YOUR INSTRUCTIONS ▸
All of the records should be given again exactly as they appear.
[Opening EXERCISE INPUT section]
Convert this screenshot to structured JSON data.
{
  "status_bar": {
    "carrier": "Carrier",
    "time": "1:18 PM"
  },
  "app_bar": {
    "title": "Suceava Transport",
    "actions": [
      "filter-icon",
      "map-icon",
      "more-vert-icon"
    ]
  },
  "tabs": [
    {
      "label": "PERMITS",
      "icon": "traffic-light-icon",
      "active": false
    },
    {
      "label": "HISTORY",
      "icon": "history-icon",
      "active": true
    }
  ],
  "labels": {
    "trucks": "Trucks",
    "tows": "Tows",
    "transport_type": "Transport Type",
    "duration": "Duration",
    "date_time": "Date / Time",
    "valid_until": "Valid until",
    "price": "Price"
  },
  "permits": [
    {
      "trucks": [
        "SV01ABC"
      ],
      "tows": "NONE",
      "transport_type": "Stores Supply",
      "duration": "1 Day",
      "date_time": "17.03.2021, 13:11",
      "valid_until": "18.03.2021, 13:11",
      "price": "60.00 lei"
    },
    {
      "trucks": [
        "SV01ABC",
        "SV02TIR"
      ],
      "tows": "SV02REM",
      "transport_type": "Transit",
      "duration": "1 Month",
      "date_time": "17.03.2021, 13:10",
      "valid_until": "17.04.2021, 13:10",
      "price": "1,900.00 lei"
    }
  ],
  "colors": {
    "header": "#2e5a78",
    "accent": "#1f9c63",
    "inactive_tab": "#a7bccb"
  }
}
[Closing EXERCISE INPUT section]
RESPONSE TO THE EXERCISE ▸
Convert this screenshot to structured JSON data.
{
  "status_bar": {
    "carrier": "Carrier",
    "time": "1:18 PM"
  },
  "app_bar": {
    "title": "Suceava Transport",
    "actions": [
      "filter-icon",
      "map-icon",
      "more-vert-icon"
    ]
  },
  "tabs": [
    {
      "label": "PERMITS",
      "icon": "traffic-light-icon",
      "active": false
    },
    {
      "label": "HISTORY",
      "icon": "history-icon",
      "active": true
    }
  ],
  "labels": {
    "trucks": "Trucks",
    "tows": "Tows",
    "transport_type": "Transport Type",
    "duration": "Duration",
    "date_time": "Date / Time",
    "valid_until": "Valid until",
    "price": "Price"
  },
  "permits": [
    {
      "trucks": [
        "SV01ABC"
      ],
      "tows": "NONE",
      "transport_type": "Stores Supply",
      "duration": "1 Day",
      "date_time": "17.03.2021, 13:11",
      "valid_until": "18.03.2021, 13:11",
      "price": "60.00 lei"
    },
    {
      "trucks": [
        "SV01ABC",
        "SV02TIR"
      ],
      "tows": "SV02REM",
      "transport_type": "Transit",
      "duration": "1 Month",
      "date_time": "17.03.2021, 13:10",
      "valid_until": "17.04.2021, 13:10",
      "price": "1,900.00 lei"
    }
  ],
  "colors": {
    "header": "#2e5a78",
    "accent": "#1f9c63",
    "inactive_tab": "#a7bccb"
  }
}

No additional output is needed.